Esther Pahl’s parents ran a neighborhood grocery store in Springfield, Massachusetts, in the 1940s. While they made ends meet, there was not much left for anything else, let alone money to help their daughter pay her graduate school tuition.
That’s one of the reasons Esther Pahl ’52 MSW was motivated to create an endowed fellowship to support graduate students at UConn’s School of Social Work.
“I realize there are students who are struggling now as I did when I was a graduate student,” the 97-year-old says over a Zoom call from Potomac, Maryland, where she lives with her daughter Jamie Borns and her family.
“I wanted to set up a program for students who are marginally making it so they can study without the stress of worrying about paying the bills that are involved in basic living.”
In 1946 Pahl was one of UConn’s first eight MSW graduates. “It was a bit of a pioneering experience,” she says. “At the time, the School did not have its own building, so we met at Hartford [Public] High School. Most of our professors were visiting professors from Trinity College, the University of Chicago, Boston University, and Yale.”
Sharp and energetic, Pahl remains a voracious reader, devouring a new book every few days. She recently finished a book about Gertrude Ederle, the first woman to swim the English Channel. Until a couple of years ago, Pahl swam every day and took college courses for fun on international affairs or current events at Florida International University, near where she used to live. Borns attributes her mother’s longevity to clean living.
But Pahl’s life hasn’t been easy. As a young mother, she got divorced and single-handedly raised three children on a social worker’s salary. Along the way, she instilled in her children her fierce sense of self-reliance and a compassion for others.
“She always gave me the love, support, and confidence to go out into the world and make something of myself,” says Borns, a nurse. “She taught me to never rely on someone else for anything. She showed me by example to be patient and kind to people.”
Pahl began her long career as a social worker at the Family Service Society in Hartford and eventually found her dream job at the Jewish Social Service Agency in Washington, D.C. Over the years, she helped scores of families, children, and immigrants settle in the area, overcome trauma, and move on with their lives.
In one memorable case, she helped a 10-year-old boy who was suddenly alone when his mother was brutally murdered. His parents had divorced, and his father had moved away to Florida with his older brother. The boy was placed with a foster family, but it was a poor match and he was struggling. Working with a team, Pahl found a more suitable foster family for the boy and began to counsel him.
“It was difficult because I had to build up a relationship of trust with him and then slowly settle him into a new school situation, where he would not only be comfortable but be able to produce,” she says. She spent the next several months helping him process his mother’s death. “Part of the therapy involved taking him to the cemetery where the mother was buried and spending a lot of time with him talking about his mother and the tragedy around her death.”

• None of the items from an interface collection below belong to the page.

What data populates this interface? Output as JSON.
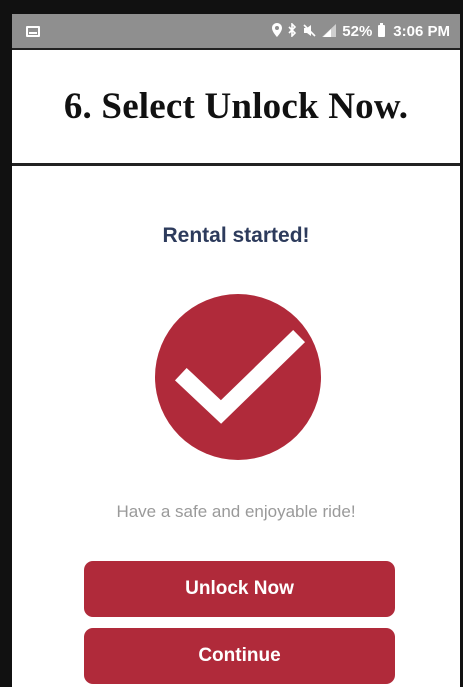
{
  "status_bar": {
    "battery_percent": "52%",
    "time": "3:06 PM",
    "icons": [
      "location-pin-icon",
      "bluetooth-icon",
      "mute-icon",
      "signal-icon",
      "battery-icon"
    ]
  },
  "instruction": {
    "text": "6. Select Unlock Now."
  },
  "screen": {
    "title": "Rental started!",
    "message": "Have a safe and enjoyable ride!",
    "unlock_label": "Unlock Now",
    "continue_label": "Continue"
  },
  "colors": {
    "accent": "#b02a3a",
    "title_text": "#2d3b5c",
    "muted_text": "#9a9a9a",
    "status_bar": "#8f8f8f"
  }
}
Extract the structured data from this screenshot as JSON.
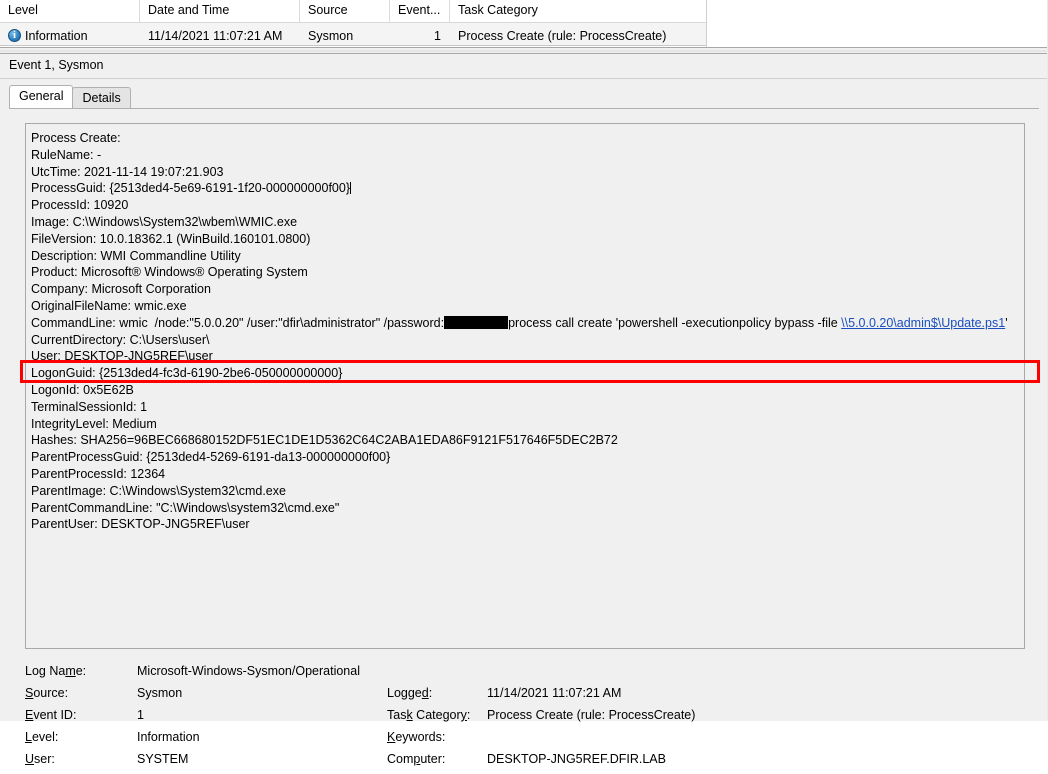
{
  "event_list": {
    "columns": [
      {
        "label": "Level",
        "key": "level"
      },
      {
        "label": "Date and Time",
        "key": "date"
      },
      {
        "label": "Source",
        "key": "source"
      },
      {
        "label": "Event...",
        "key": "event_id"
      },
      {
        "label": "Task Category",
        "key": "task"
      }
    ],
    "rows": [
      {
        "icon": "information-icon",
        "level": "Information",
        "date": "11/14/2021 11:07:21 AM",
        "source": "Sysmon",
        "event_id": "1",
        "task": "Process Create (rule: ProcessCreate)"
      }
    ]
  },
  "detail": {
    "title": "Event 1, Sysmon",
    "tabs": [
      {
        "label": "General",
        "active": true
      },
      {
        "label": "Details",
        "active": false
      }
    ],
    "body_lines": [
      "Process Create:",
      "RuleName: -",
      "UtcTime: 2021-11-14 19:07:21.903",
      "ProcessGuid: {2513ded4-5e69-6191-1f20-000000000f00}",
      "ProcessId: 10920",
      "Image: C:\\Windows\\System32\\wbem\\WMIC.exe",
      "FileVersion: 10.0.18362.1 (WinBuild.160101.0800)",
      "Description: WMI Commandline Utility",
      "Product: Microsoft® Windows® Operating System",
      "Company: Microsoft Corporation",
      "OriginalFileName: wmic.exe"
    ],
    "command_line": {
      "prefix": "CommandLine: wmic  /node:\"5.0.0.20\" /user:\"dfir\\administrator\" /password:",
      "redacted": "redacted-password",
      "middle": "process call create 'powershell -executionpolicy bypass -file ",
      "link": "\\\\5.0.0.20\\admin$\\Update.ps1",
      "suffix": "'"
    },
    "body_lines_after": [
      "CurrentDirectory: C:\\Users\\user\\",
      "User: DESKTOP-JNG5REF\\user",
      "LogonGuid: {2513ded4-fc3d-6190-2be6-050000000000}",
      "LogonId: 0x5E62B",
      "TerminalSessionId: 1",
      "IntegrityLevel: Medium",
      "Hashes: SHA256=96BEC668680152DF51EC1DE1D5362C64C2ABA1EDA86F9121F517646F5DEC2B72",
      "ParentProcessGuid: {2513ded4-5269-6191-da13-000000000f00}",
      "ParentProcessId: 12364",
      "ParentImage: C:\\Windows\\System32\\cmd.exe",
      "ParentCommandLine: \"C:\\Windows\\system32\\cmd.exe\"",
      "ParentUser: DESKTOP-JNG5REF\\user"
    ],
    "highlight_color": "#ff0000"
  },
  "meta": {
    "log_name_label": "Log Name:",
    "log_name_value": "Microsoft-Windows-Sysmon/Operational",
    "source_label": "Source:",
    "source_value": "Sysmon",
    "logged_label": "Logged:",
    "logged_value": "11/14/2021 11:07:21 AM",
    "event_id_label": "Event ID:",
    "event_id_value": "1",
    "task_category_label": "Task Category:",
    "task_category_value": "Process Create (rule: ProcessCreate)",
    "level_label": "Level:",
    "level_value": "Information",
    "keywords_label": "Keywords:",
    "keywords_value": "",
    "user_label": "User:",
    "user_value": "SYSTEM",
    "computer_label": "Computer:",
    "computer_value": "DESKTOP-JNG5REF.DFIR.LAB"
  }
}
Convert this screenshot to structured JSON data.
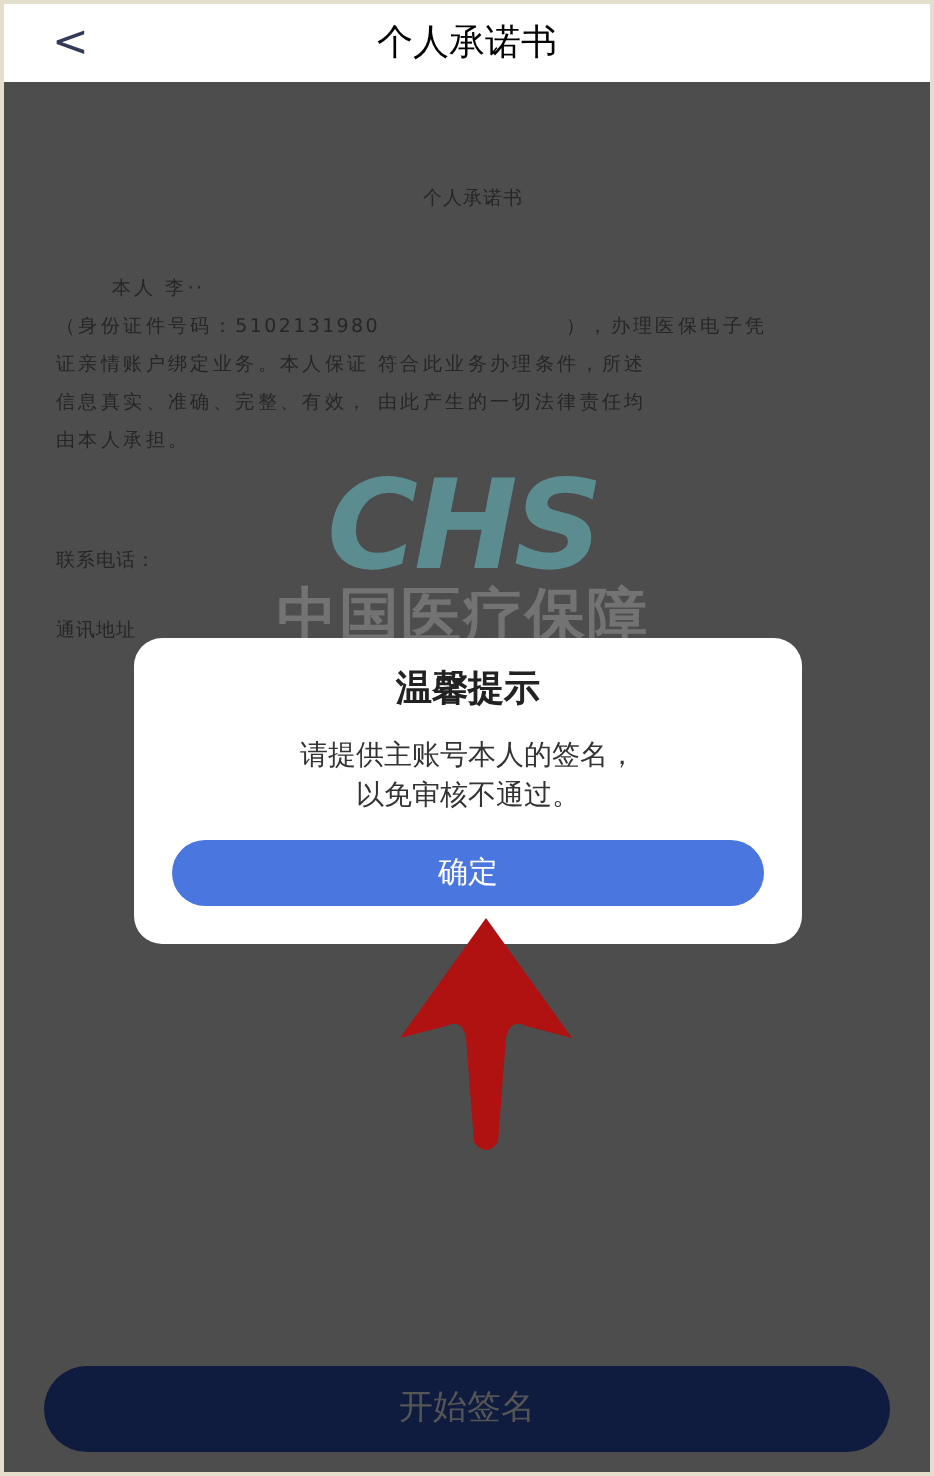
{
  "header": {
    "back": "<",
    "title": "个人承诺书"
  },
  "document": {
    "title": "个人承诺书",
    "lines": [
      "本人 李··",
      "（身份证件号码：5102131980                      ），办理医保电子凭",
      "证亲情账户绑定业务。本人保证 符合此业务办理条件，所述",
      "信息真实、准确、完整、有效， 由此产生的一切法律责任均",
      "由本人承担。"
    ],
    "watermark_logo": "CHS",
    "watermark_text": "中国医疗保障",
    "fields": [
      "联系电话：",
      "通讯地址"
    ]
  },
  "dialog": {
    "title": "温馨提示",
    "message_lines": [
      "请提供主账号本人的签名，",
      "以免审核不通过。"
    ],
    "button": "确定"
  },
  "bottom_button": {
    "label": "开始签名",
    "disabled": true
  }
}
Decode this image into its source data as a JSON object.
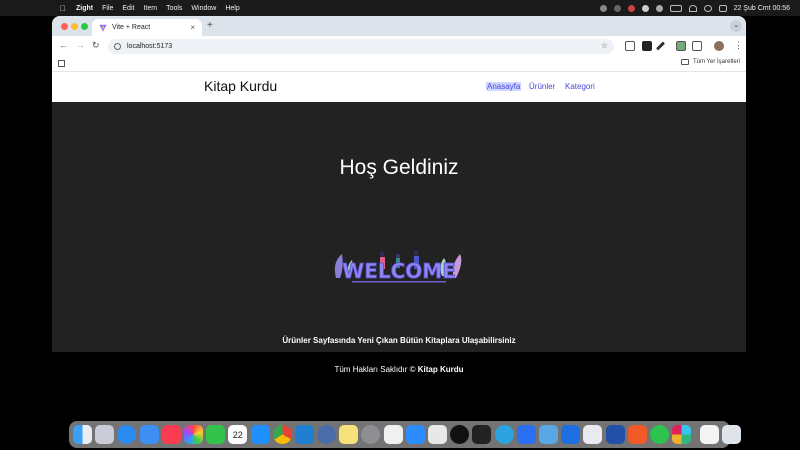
{
  "menubar": {
    "app_name": "Zight",
    "menus": [
      "File",
      "Edit",
      "Item",
      "Tools",
      "Window",
      "Help"
    ],
    "clock": "22 Şub Cmt  00:56"
  },
  "browser": {
    "tab_title": "Vite + React",
    "url": "localhost:5173",
    "bookmark_folder": "Tüm Yer İşaretleri"
  },
  "site": {
    "brand": "Kitap Kurdu",
    "nav": [
      "Anasayfa",
      "Ürünler",
      "Kategori"
    ],
    "hero_title": "Hoş Geldiniz",
    "welcome_art_text": "WELCOME",
    "subtitle": "Ürünler Sayfasında Yeni Çıkan Bütün Kitaplara Ulaşabilirsiniz",
    "footer_prefix": "Tüm Hakları Saklıdır ©",
    "footer_brand": "Kitap Kurdu"
  },
  "dock": {
    "apps": [
      "finder",
      "launchpad",
      "safari",
      "mail",
      "music",
      "photos",
      "facetime",
      "calendar",
      "app-store",
      "chrome",
      "vscode",
      "screen-sharing",
      "notes",
      "system-settings",
      "keynote",
      "zoom",
      "mongodb",
      "github",
      "terminal",
      "telegram",
      "video",
      "preview",
      "xcode",
      "authy",
      "instruments",
      "whatsapp",
      "slack",
      "textedit",
      "trash"
    ],
    "calendar_day": "22"
  }
}
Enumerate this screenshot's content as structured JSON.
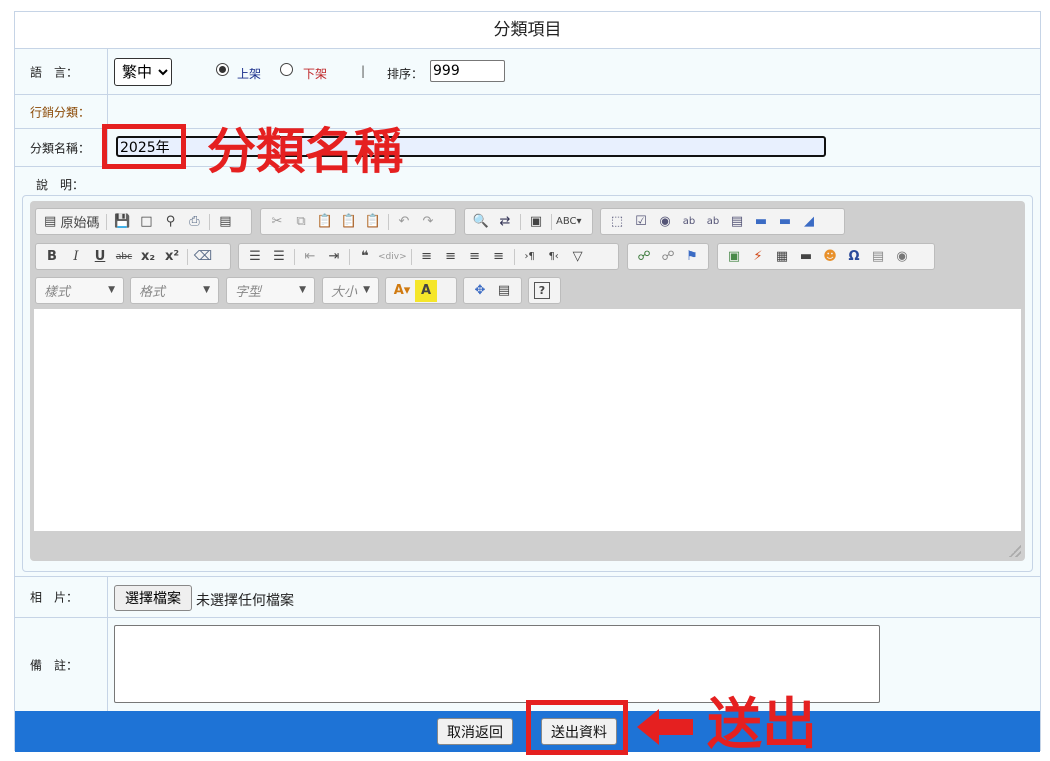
{
  "title": "分類項目",
  "language": {
    "label": "語　言：",
    "selected": "繁中",
    "radio_on_label": "上架",
    "radio_off_label": "下架",
    "divider": "|",
    "sort_label": "排序：",
    "sort_value": "999"
  },
  "marketing": {
    "label": "行銷分類："
  },
  "category_name": {
    "label": "分類名稱：",
    "value": "2025年"
  },
  "description": {
    "label": "說　明："
  },
  "editor": {
    "source_label": "原始碼",
    "style_combo": "樣式",
    "format_combo": "格式",
    "font_combo": "字型",
    "size_combo": "大小"
  },
  "photo": {
    "label": "相　片：",
    "choose_button": "選擇檔案",
    "no_file_text": "未選擇任何檔案"
  },
  "memo": {
    "label": "備　註："
  },
  "actions": {
    "cancel_label": "取消返回",
    "submit_label": "送出資料"
  },
  "annotations": {
    "category_name_callout": "分類名稱",
    "submit_callout": "送出",
    "color": "#e52020"
  },
  "colors": {
    "bottom_bar": "#1e73d6",
    "row_bg": "#f4fbfd",
    "border": "#c6d4e6"
  }
}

Another time, she helped an intergenerational family from Russia resettle here. “They were having adjustment problems, mainly because the grandmother felt so guilty about leaving Russia,” she says. “Her oldest daughter had died unexpectedly just before they moved here. She felt that by moving out of Russia she was abandoning her daughter, and this made her feel very guilty. I spent a lot of time with the grandmother, encouraging her to really talk about the relationship she had with this daughter. Because of my social work training, I focused on helping her treasure the opportunity she had to spend all the wonderful years living together with her.”
Though she retired 40 years ago, Pahl found that setting up the UConn fellowship for future social workers reconnected her with her profession and gave her a great sense of purpose.
“Donating money and setting up a scholarship fund gave me the feeling that I was still contributing — not on a professional level — but certainly as a humanitarian who is truly concerned about the problems in our society that need attention,” she says. “One of the most effective ways of dealing with these problems is to prepare committed graduate students who want to make a difference.”
By Grace Merritt